Aside from its affordable price tag, the Z523 has a couple of strengths. For starters, the compact sub does deliver a good amount of bass and we liked how you can adjust the bass levels with the knob on the right speaker (there's a volume control knob above it). On music, the Z523 delivers ample low-end, and explosions in games and movies certainly pack some punch.
We also liked the connectivity options. Hard-wired into the back of the right speaker is a 3.5mm cord for connecting to your computer (or you could link directly to the headphone jack on your phone or music player). On top of that, you also get a headphone jack on the side of the right speaker and a 3.5mm audio input for hooking up other devices, such as an MP3 or DVD player. Finally, the sub has a set of RCA audio inputs for connecting additional devices, which could include a gaming system or a small TV (You could, for instance, run a PS3 to an HDTV via HDMI, then run composite audio cables from the TV's analog outputs to the Z523's composite inputs).
In terms of shortcomings, the Z523 just doesn't offer all that much in the way of detail (i.e., clarity). In other words, this little system sounds good for the money--and delivers ample bass--but don't expect high-end acoustics.

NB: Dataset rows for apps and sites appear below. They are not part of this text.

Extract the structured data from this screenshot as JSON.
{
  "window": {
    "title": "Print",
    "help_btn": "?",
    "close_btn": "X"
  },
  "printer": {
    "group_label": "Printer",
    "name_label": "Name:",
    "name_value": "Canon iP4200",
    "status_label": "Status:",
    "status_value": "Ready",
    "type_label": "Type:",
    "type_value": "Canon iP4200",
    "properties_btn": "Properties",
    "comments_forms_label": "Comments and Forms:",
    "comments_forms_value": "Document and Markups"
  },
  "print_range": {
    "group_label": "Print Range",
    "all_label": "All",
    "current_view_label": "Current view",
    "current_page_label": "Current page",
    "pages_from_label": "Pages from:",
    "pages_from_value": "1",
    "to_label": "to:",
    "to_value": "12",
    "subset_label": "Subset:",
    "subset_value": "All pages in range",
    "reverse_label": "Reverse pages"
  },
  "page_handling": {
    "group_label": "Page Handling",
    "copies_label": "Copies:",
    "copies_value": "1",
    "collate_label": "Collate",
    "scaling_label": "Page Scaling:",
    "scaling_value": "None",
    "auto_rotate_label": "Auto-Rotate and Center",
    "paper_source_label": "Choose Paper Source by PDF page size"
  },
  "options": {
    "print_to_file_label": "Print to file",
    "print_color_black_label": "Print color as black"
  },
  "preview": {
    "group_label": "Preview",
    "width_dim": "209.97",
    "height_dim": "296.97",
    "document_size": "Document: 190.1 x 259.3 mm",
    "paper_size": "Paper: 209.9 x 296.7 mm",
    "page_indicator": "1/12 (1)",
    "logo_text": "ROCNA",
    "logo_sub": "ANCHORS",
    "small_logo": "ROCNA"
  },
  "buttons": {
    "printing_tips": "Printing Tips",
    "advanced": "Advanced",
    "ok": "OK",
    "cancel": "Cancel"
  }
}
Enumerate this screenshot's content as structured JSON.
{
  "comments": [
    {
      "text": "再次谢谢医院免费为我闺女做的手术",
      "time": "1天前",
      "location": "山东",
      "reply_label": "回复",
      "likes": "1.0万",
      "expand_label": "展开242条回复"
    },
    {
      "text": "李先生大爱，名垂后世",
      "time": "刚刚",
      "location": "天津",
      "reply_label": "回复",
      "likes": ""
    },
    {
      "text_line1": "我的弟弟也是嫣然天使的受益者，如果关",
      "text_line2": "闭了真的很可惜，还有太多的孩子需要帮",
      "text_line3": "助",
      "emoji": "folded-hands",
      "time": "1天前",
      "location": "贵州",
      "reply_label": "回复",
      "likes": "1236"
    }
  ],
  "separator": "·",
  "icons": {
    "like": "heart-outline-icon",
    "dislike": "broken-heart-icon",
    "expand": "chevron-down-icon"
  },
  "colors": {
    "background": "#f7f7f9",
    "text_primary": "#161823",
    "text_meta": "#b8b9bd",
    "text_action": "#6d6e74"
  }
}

All in all, if you're looking for an affordable PC speaker system--and don't mind having to deal with placing a subwoofer on the floor--the Z523 makes for a good choice and is one of the better speaker systems in its price class (Altec Lansing's Expressionist Plus would be a close competitor). In case you're comparing it to the lower-priced Z320, this model offers significantly more oomph, but that's to be expected from a 2.1 system that features a separate subwoofer.